>>>

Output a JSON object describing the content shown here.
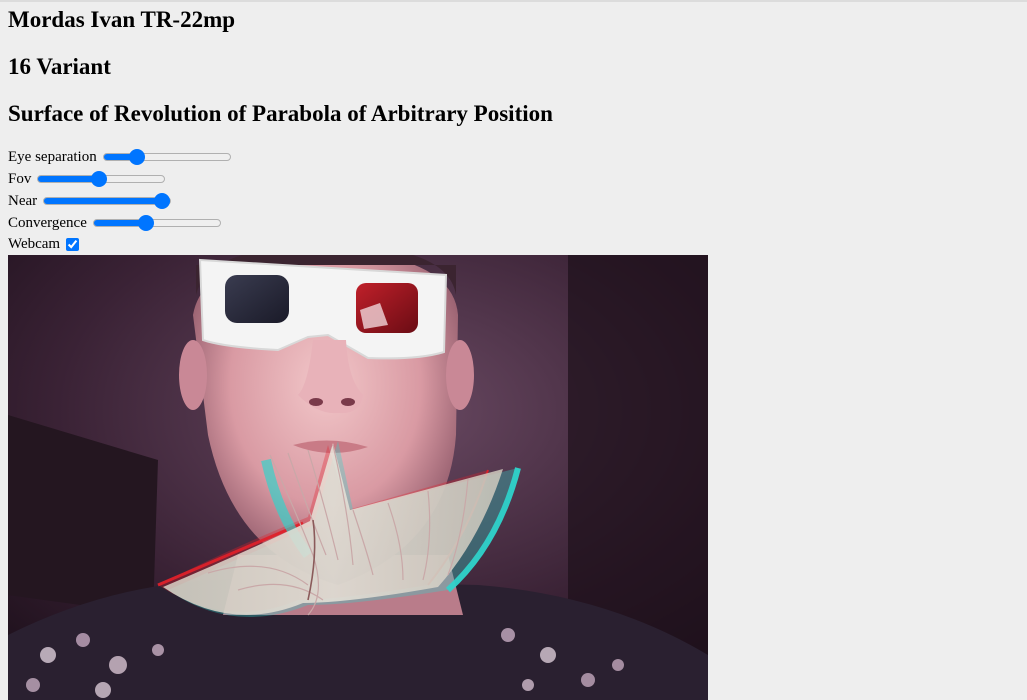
{
  "header": {
    "author": "Mordas Ivan TR-22mp",
    "variant": "16 Variant",
    "title": "Surface of Revolution of Parabola of Arbitrary Position"
  },
  "controls": {
    "eye_separation": {
      "label": "Eye separation",
      "value": 23
    },
    "fov": {
      "label": "Fov",
      "value": 48
    },
    "near": {
      "label": "Near",
      "value": 100
    },
    "convergence": {
      "label": "Convergence",
      "value": 40
    },
    "webcam": {
      "label": "Webcam",
      "checked": true
    }
  },
  "colors": {
    "accent": "#0075ff",
    "background": "#eeeeee",
    "anaglyph_red": "#e0202a",
    "anaglyph_cyan": "#2fd4cc"
  },
  "icons": {
    "webcam_checkbox": "checkbox-checked-icon"
  }
}
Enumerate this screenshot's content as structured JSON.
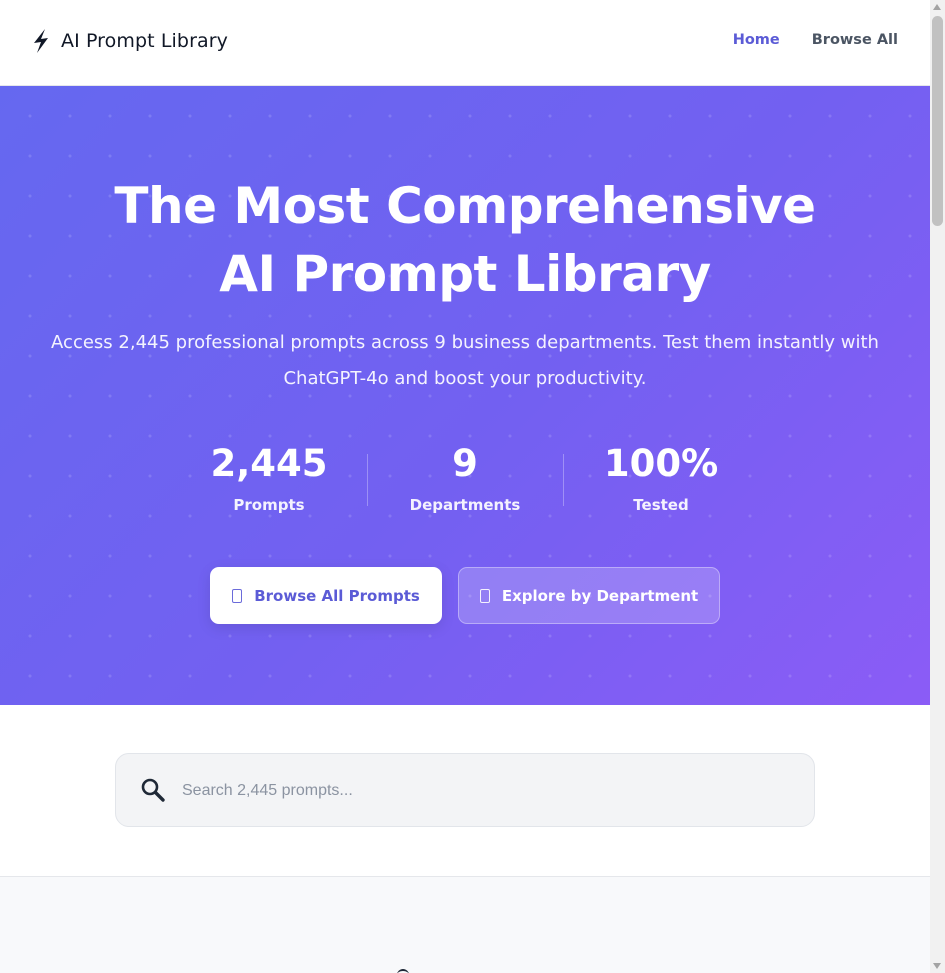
{
  "header": {
    "brand": "AI Prompt Library",
    "logo_icon": "lightning-bolt-icon",
    "nav": [
      {
        "label": "Home",
        "active": true
      },
      {
        "label": "Browse All",
        "active": false
      }
    ]
  },
  "hero": {
    "title_line1": "The Most Comprehensive",
    "title_line2": "AI Prompt Library",
    "subtitle": "Access 2,445 professional prompts across 9 business departments. Test them instantly with ChatGPT-4o and boost your productivity.",
    "stats": [
      {
        "value": "2,445",
        "label": "Prompts"
      },
      {
        "value": "9",
        "label": "Departments"
      },
      {
        "value": "100%",
        "label": "Tested"
      }
    ],
    "primary_button": "Browse All Prompts",
    "secondary_button": "Explore by Department"
  },
  "search": {
    "placeholder": "Search 2,445 prompts...",
    "icon": "search-icon",
    "value": ""
  },
  "colors": {
    "accent": "#5b5bd6",
    "hero_gradient_start": "#6568f0",
    "hero_gradient_end": "#8b5cf6"
  }
}
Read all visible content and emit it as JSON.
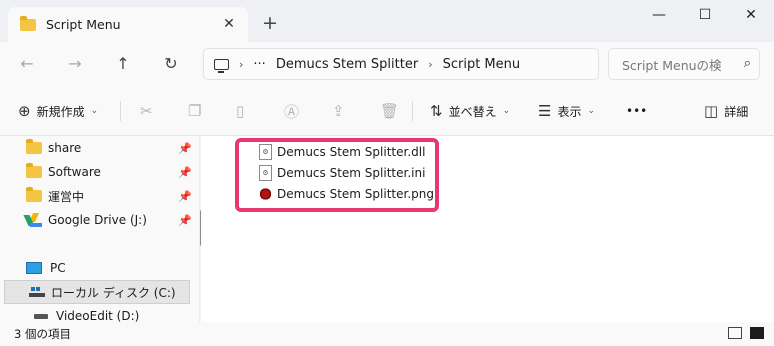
{
  "window": {
    "tab_title": "Script Menu",
    "close_tab": "✕",
    "new_tab": "+",
    "minimize": "—",
    "maximize": "☐",
    "close": "✕"
  },
  "navigation": {
    "back": "←",
    "forward": "→",
    "up": "↑",
    "refresh": "↻",
    "breadcrumb_more": "···",
    "breadcrumbs": [
      "Demucs Stem Splitter",
      "Script Menu"
    ],
    "search_placeholder": "Script Menuの検"
  },
  "toolbar": {
    "new_label": "新規作成",
    "sort_label": "並べ替え",
    "view_label": "表示",
    "more": "•••",
    "details_label": "詳細"
  },
  "sidebar": {
    "quick_access": [
      {
        "label": "share",
        "pinned": true
      },
      {
        "label": "Software",
        "pinned": true
      },
      {
        "label": "運営中",
        "pinned": true
      }
    ],
    "google_drive": "Google Drive (J:)",
    "pc": "PC",
    "drive_c": "ローカル ディスク (C:)",
    "drive_d": "VideoEdit (D:)"
  },
  "files": [
    {
      "name": "Demucs Stem Splitter.dll",
      "type": "dll"
    },
    {
      "name": "Demucs Stem Splitter.ini",
      "type": "ini"
    },
    {
      "name": "Demucs Stem Splitter.png",
      "type": "png"
    }
  ],
  "status": {
    "item_count": "3 個の項目"
  },
  "colors": {
    "highlight": "#e6396e",
    "folder": "#f4c542"
  }
}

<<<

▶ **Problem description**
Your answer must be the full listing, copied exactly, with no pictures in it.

▶ **Response**
Output a JSON object describing the content shown here.
{
  "header": {
    "author": "Mordas Ivan TR-22mp",
    "variant": "16 Variant",
    "title": "Surface of Revolution of Parabola of Arbitrary Position"
  },
  "controls": {
    "eye_separation": {
      "label": "Eye separation",
      "value": 23
    },
    "fov": {
      "label": "Fov",
      "value": 48
    },
    "near": {
      "label": "Near",
      "value": 100
    },
    "convergence": {
      "label": "Convergence",
      "value": 40
    },
    "webcam": {
      "label": "Webcam",
      "checked": true
    }
  },
  "colors": {
    "accent": "#0075ff",
    "background": "#eeeeee",
    "anaglyph_red": "#e0202a",
    "anaglyph_cyan": "#2fd4cc"
  },
  "icons": {
    "webcam_checkbox": "checkbox-checked-icon"
  }
}
Enumerate this screenshot's content as structured JSON.
{
  "header": {
    "brand": "AI Prompt Library",
    "logo_icon": "lightning-bolt-icon",
    "nav": [
      {
        "label": "Home",
        "active": true
      },
      {
        "label": "Browse All",
        "active": false
      }
    ]
  },
  "hero": {
    "title_line1": "The Most Comprehensive",
    "title_line2": "AI Prompt Library",
    "subtitle": "Access 2,445 professional prompts across 9 business departments. Test them instantly with ChatGPT-4o and boost your productivity.",
    "stats": [
      {
        "value": "2,445",
        "label": "Prompts"
      },
      {
        "value": "9",
        "label": "Departments"
      },
      {
        "value": "100%",
        "label": "Tested"
      }
    ],
    "primary_button": "Browse All Prompts",
    "secondary_button": "Explore by Department"
  },
  "search": {
    "placeholder": "Search 2,445 prompts...",
    "icon": "search-icon",
    "value": ""
  },
  "colors": {
    "accent": "#5b5bd6",
    "hero_gradient_start": "#6568f0",
    "hero_gradient_end": "#8b5cf6"
  }
}
Read all visible content and emit it as JSON.
{
  "window": {
    "tab_title": "Script Menu",
    "close_tab": "✕",
    "new_tab": "+",
    "minimize": "—",
    "maximize": "☐",
    "close": "✕"
  },
  "navigation": {
    "back": "←",
    "forward": "→",
    "up": "↑",
    "refresh": "↻",
    "breadcrumb_more": "···",
    "breadcrumbs": [
      "Demucs Stem Splitter",
      "Script Menu"
    ],
    "search_placeholder": "Script Menuの検"
  },
  "toolbar": {
    "new_label": "新規作成",
    "sort_label": "並べ替え",
    "view_label": "表示",
    "more": "•••",
    "details_label": "詳細"
  },
  "sidebar": {
    "quick_access": [
      {
        "label": "share",
        "pinned": true
      },
      {
        "label": "Software",
        "pinned": true
      },
      {
        "label": "運営中",
        "pinned": true
      }
    ],
    "google_drive": "Google Drive (J:)",
    "pc": "PC",
    "drive_c": "ローカル ディスク (C:)",
    "drive_d": "VideoEdit (D:)"
  },
  "files": [
    {
      "name": "Demucs Stem Splitter.dll",
      "type": "dll"
    },
    {
      "name": "Demucs Stem Splitter.ini",
      "type": "ini"
    },
    {
      "name": "Demucs Stem Splitter.png",
      "type": "png"
    }
  ],
  "status": {
    "item_count": "3 個の項目"
  },
  "colors": {
    "highlight": "#e6396e",
    "folder": "#f4c542"
  }
}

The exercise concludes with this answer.